-- THE RECORDS follows --
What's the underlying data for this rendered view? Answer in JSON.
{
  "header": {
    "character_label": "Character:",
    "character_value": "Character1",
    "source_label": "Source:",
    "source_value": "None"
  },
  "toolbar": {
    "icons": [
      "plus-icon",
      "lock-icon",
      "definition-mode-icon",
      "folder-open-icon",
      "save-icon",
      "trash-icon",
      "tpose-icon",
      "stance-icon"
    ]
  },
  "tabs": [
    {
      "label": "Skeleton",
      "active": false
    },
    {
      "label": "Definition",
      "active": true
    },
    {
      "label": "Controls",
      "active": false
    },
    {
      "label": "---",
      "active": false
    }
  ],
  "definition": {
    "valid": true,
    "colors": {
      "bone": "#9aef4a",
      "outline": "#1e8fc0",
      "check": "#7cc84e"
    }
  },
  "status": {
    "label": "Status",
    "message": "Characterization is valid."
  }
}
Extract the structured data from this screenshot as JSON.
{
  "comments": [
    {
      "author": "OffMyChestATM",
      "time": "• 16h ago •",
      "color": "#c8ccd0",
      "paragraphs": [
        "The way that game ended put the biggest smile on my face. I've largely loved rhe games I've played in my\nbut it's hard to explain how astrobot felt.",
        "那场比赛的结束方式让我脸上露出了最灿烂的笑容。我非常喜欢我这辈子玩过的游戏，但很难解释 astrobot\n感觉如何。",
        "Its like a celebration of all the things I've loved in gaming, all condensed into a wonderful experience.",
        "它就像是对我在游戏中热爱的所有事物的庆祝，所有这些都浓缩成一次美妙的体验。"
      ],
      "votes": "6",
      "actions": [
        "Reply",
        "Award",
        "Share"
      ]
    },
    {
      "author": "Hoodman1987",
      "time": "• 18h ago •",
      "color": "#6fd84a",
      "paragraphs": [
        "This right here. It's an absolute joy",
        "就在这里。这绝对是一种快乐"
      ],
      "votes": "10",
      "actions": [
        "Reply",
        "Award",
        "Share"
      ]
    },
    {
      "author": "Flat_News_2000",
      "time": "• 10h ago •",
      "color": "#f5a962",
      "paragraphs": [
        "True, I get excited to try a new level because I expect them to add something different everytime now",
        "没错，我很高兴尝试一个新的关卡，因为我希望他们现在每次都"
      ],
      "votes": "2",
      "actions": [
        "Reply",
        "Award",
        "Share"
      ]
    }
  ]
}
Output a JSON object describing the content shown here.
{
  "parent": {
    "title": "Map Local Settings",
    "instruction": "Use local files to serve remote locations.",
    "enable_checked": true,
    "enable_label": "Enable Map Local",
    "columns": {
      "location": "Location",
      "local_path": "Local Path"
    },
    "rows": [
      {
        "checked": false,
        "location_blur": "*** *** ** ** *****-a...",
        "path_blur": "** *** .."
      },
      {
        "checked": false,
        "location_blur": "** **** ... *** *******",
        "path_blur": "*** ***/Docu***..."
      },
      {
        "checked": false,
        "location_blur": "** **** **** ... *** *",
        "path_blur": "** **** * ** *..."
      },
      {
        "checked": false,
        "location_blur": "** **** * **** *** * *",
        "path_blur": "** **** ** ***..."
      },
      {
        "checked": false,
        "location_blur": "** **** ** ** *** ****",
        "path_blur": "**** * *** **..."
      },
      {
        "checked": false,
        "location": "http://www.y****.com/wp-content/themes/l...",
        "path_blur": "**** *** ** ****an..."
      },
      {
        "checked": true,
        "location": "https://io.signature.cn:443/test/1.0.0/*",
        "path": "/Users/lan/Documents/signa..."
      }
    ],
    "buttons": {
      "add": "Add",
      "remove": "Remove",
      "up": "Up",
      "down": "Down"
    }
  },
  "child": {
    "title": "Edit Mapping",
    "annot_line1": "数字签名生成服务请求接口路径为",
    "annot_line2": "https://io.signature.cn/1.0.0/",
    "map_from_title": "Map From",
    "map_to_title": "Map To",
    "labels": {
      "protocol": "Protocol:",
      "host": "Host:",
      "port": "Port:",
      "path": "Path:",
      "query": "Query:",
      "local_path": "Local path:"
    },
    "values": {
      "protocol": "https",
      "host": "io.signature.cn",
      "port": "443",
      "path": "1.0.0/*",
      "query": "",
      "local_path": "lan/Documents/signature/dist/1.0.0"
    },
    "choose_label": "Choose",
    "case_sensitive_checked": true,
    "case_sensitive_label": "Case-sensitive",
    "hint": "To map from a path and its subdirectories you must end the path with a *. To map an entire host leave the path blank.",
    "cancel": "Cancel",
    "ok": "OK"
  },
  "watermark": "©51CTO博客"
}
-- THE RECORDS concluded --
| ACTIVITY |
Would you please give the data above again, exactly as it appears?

| SOLUTION TO THIS TASK |
What's the underlying data for this rendered view? Answer in JSON.
{
  "header": {
    "character_label": "Character:",
    "character_value": "Character1",
    "source_label": "Source:",
    "source_value": "None"
  },
  "toolbar": {
    "icons": [
      "plus-icon",
      "lock-icon",
      "definition-mode-icon",
      "folder-open-icon",
      "save-icon",
      "trash-icon",
      "tpose-icon",
      "stance-icon"
    ]
  },
  "tabs": [
    {
      "label": "Skeleton",
      "active": false
    },
    {
      "label": "Definition",
      "active": true
    },
    {
      "label": "Controls",
      "active": false
    },
    {
      "label": "---",
      "active": false
    }
  ],
  "definition": {
    "valid": true,
    "colors": {
      "bone": "#9aef4a",
      "outline": "#1e8fc0",
      "check": "#7cc84e"
    }
  },
  "status": {
    "label": "Status",
    "message": "Characterization is valid."
  }
}
Extract the structured data from this screenshot as JSON.
{
  "comments": [
    {
      "author": "OffMyChestATM",
      "time": "• 16h ago •",
      "color": "#c8ccd0",
      "paragraphs": [
        "The way that game ended put the biggest smile on my face. I've largely loved rhe games I've played in my\nbut it's hard to explain how astrobot felt.",
        "那场比赛的结束方式让我脸上露出了最灿烂的笑容。我非常喜欢我这辈子玩过的游戏，但很难解释 astrobot\n感觉如何。",
        "Its like a celebration of all the things I've loved in gaming, all condensed into a wonderful experience.",
        "它就像是对我在游戏中热爱的所有事物的庆祝，所有这些都浓缩成一次美妙的体验。"
      ],
      "votes": "6",
      "actions": [
        "Reply",
        "Award",
        "Share"
      ]
    },
    {
      "author": "Hoodman1987",
      "time": "• 18h ago •",
      "color": "#6fd84a",
      "paragraphs": [
        "This right here. It's an absolute joy",
        "就在这里。这绝对是一种快乐"
      ],
      "votes": "10",
      "actions": [
        "Reply",
        "Award",
        "Share"
      ]
    },
    {
      "author": "Flat_News_2000",
      "time": "• 10h ago •",
      "color": "#f5a962",
      "paragraphs": [
        "True, I get excited to try a new level because I expect them to add something different everytime now",
        "没错，我很高兴尝试一个新的关卡，因为我希望他们现在每次都"
      ],
      "votes": "2",
      "actions": [
        "Reply",
        "Award",
        "Share"
      ]
    }
  ]
}
Output a JSON object describing the content shown here.
{
  "parent": {
    "title": "Map Local Settings",
    "instruction": "Use local files to serve remote locations.",
    "enable_checked": true,
    "enable_label": "Enable Map Local",
    "columns": {
      "location": "Location",
      "local_path": "Local Path"
    },
    "rows": [
      {
        "checked": false,
        "location_blur": "*** *** ** ** *****-a...",
        "path_blur": "** *** .."
      },
      {
        "checked": false,
        "location_blur": "** **** ... *** *******",
        "path_blur": "*** ***/Docu***..."
      },
      {
        "checked": false,
        "location_blur": "** **** **** ... *** *",
        "path_blur": "** **** * ** *..."
      },
      {
        "checked": false,
        "location_blur": "** **** * **** *** * *",
        "path_blur": "** **** ** ***..."
      },
      {
        "checked": false,
        "location_blur": "** **** ** ** *** ****",
        "path_blur": "**** * *** **..."
      },
      {
        "checked": false,
        "location": "http://www.y****.com/wp-content/themes/l...",
        "path_blur": "**** *** ** ****an..."
      },
      {
        "checked": true,
        "location": "https://io.signature.cn:443/test/1.0.0/*",
        "path": "/Users/lan/Documents/signa..."
      }
    ],
    "buttons": {
      "add": "Add",
      "remove": "Remove",
      "up": "Up",
      "down": "Down"
    }
  },
  "child": {
    "title": "Edit Mapping",
    "annot_line1": "数字签名生成服务请求接口路径为",
    "annot_line2": "https://io.signature.cn/1.0.0/",
    "map_from_title": "Map From",
    "map_to_title": "Map To",
    "labels": {
      "protocol": "Protocol:",
      "host": "Host:",
      "port": "Port:",
      "path": "Path:",
      "query": "Query:",
      "local_path": "Local path:"
    },
    "values": {
      "protocol": "https",
      "host": "io.signature.cn",
      "port": "443",
      "path": "1.0.0/*",
      "query": "",
      "local_path": "lan/Documents/signature/dist/1.0.0"
    },
    "choose_label": "Choose",
    "case_sensitive_checked": true,
    "case_sensitive_label": "Case-sensitive",
    "hint": "To map from a path and its subdirectories you must end the path with a *. To map an entire host leave the path blank.",
    "cancel": "Cancel",
    "ok": "OK"
  },
  "watermark": "©51CTO博客"
}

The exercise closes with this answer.